We then decided to stop the night in a town called Oamoru or Penguintown as it’s called, this would be our last chance to spot the yellow eyed penguin on the coast, and it didn’t take us long to realise this town is all about penguins. It has two breeding colonies, the yellowed eyed penguin and Blue Penguin (smallest penguin in the world). We asked the lady at the information site how we go about viewing them. She was really helpful and gave us the best times to view. Because the yellow eyed penguin is so rare we took her advice and headed to Bushy beach for 6pm complete with our packed a lunch. There was a walkway along the cliff edge which took us to a few viewing decks and a viewing hut. We sat for about 40 minutes and we saw nothing, then just as we were going to head back to the car to eat a couple told us there was one sat on the cliff edge, so we walked along and saw it just sitting there, it was a really special moment. We had our tea in the car and as we walked back out a guy said he saw two walking in from the sea over the sand, so we were determined to see one. We waited about 20 minutes then all of a sudden I spotted one on the shoreline it jumped out of the water and waddled across the sand to the cliff edge, it was so cute to watch and we both felt very privileged. As we walked back to the car we noticed that the one that was sat on the cliff earlier was snuggled up with its partner so we hide and watched them for ages. We were grinning like Cheshire cats as we drove to the Blue penguin colony, it is in an old limestone quarry down near the waterfront.
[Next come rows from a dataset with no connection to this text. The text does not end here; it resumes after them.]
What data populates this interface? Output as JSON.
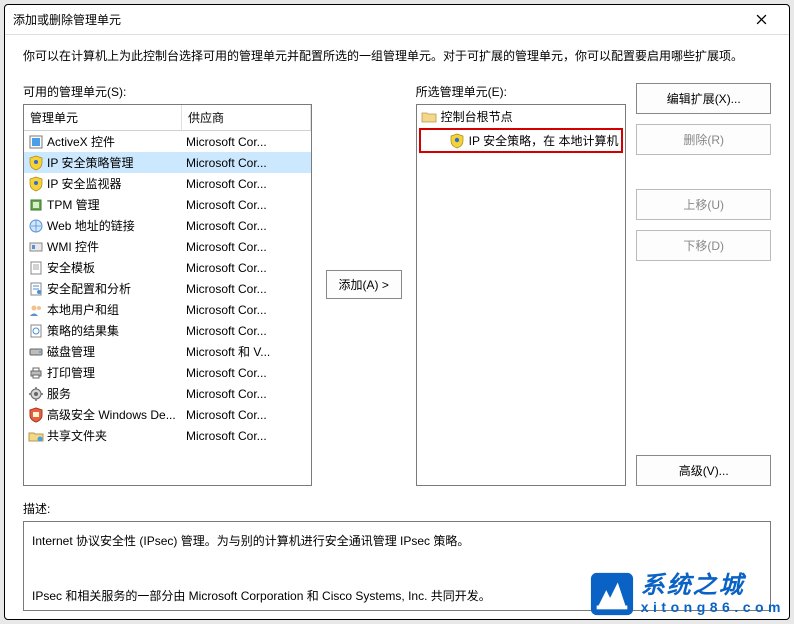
{
  "dialog": {
    "title": "添加或删除管理单元",
    "intro": "你可以在计算机上为此控制台选择可用的管理单元并配置所选的一组管理单元。对于可扩展的管理单元，你可以配置要启用哪些扩展项。"
  },
  "left": {
    "label": "可用的管理单元(S):",
    "headers": {
      "name": "管理单元",
      "vendor": "供应商"
    },
    "items": [
      {
        "name": "ActiveX 控件",
        "vendor": "Microsoft Cor...",
        "icon": "activex"
      },
      {
        "name": "IP 安全策略管理",
        "vendor": "Microsoft Cor...",
        "icon": "shield-y",
        "selected": true
      },
      {
        "name": "IP 安全监视器",
        "vendor": "Microsoft Cor...",
        "icon": "shield-y"
      },
      {
        "name": "TPM 管理",
        "vendor": "Microsoft Cor...",
        "icon": "tpm"
      },
      {
        "name": "Web 地址的链接",
        "vendor": "Microsoft Cor...",
        "icon": "link"
      },
      {
        "name": "WMI 控件",
        "vendor": "Microsoft Cor...",
        "icon": "wmi"
      },
      {
        "name": "安全模板",
        "vendor": "Microsoft Cor...",
        "icon": "template"
      },
      {
        "name": "安全配置和分析",
        "vendor": "Microsoft Cor...",
        "icon": "config"
      },
      {
        "name": "本地用户和组",
        "vendor": "Microsoft Cor...",
        "icon": "users"
      },
      {
        "name": "策略的结果集",
        "vendor": "Microsoft Cor...",
        "icon": "policy"
      },
      {
        "name": "磁盘管理",
        "vendor": "Microsoft 和 V...",
        "icon": "disk"
      },
      {
        "name": "打印管理",
        "vendor": "Microsoft Cor...",
        "icon": "print"
      },
      {
        "name": "服务",
        "vendor": "Microsoft Cor...",
        "icon": "service"
      },
      {
        "name": "高级安全 Windows De...",
        "vendor": "Microsoft Cor...",
        "icon": "firewall"
      },
      {
        "name": "共享文件夹",
        "vendor": "Microsoft Cor...",
        "icon": "share"
      }
    ]
  },
  "center": {
    "add_label": "添加(A) >"
  },
  "right": {
    "label": "所选管理单元(E):",
    "root": "控制台根节点",
    "child": "IP 安全策略，在 本地计算机"
  },
  "buttons": {
    "edit_ext": "编辑扩展(X)...",
    "remove": "删除(R)",
    "move_up": "上移(U)",
    "move_down": "下移(D)",
    "advanced": "高级(V)..."
  },
  "desc": {
    "label": "描述:",
    "line1": "Internet 协议安全性 (IPsec) 管理。为与别的计算机进行安全通讯管理 IPsec 策略。",
    "line2": "IPsec 和相关服务的一部分由 Microsoft Corporation 和 Cisco Systems, Inc. 共同开发。"
  },
  "watermark": {
    "zh": "系统之城",
    "en": "xitong86.com"
  }
}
There is a visitor’s centre which has a viewing deck, and at approximately 8pm every night the penguins come home to their babies and partners with food, they spend the whole day out at sea catching fish and they like to arrive back to their nests under the shadow of dark. The Blue penguin is the smallest in the world and approximately 250 arrive home every night, counted by a patient member of staff. They swim ashore in groups of about 20 and you can see them approaching, they look like a raft as they approach then jump out of the water and slip, slide, scuttle and waddle ashore, it is so funny to watch and they were making such a noise, it was almost as if they were having a god old chat about the day they just had. They run into their enclosure and then into their little wooden huts for the night. We watched about 80-100 came in and what was cute was the first group waited for the second group before heading off into the enclosure, they are very sociable creatures and like to stick together. As we left and walked back to the car we noticed there was two in the car park huddled up in the corner, obviously got lost an the guide told us happens all the time, we drove by as we didn’t want to scare them by taking photographs. This was defiantly one of the best night we have had and so rewarding.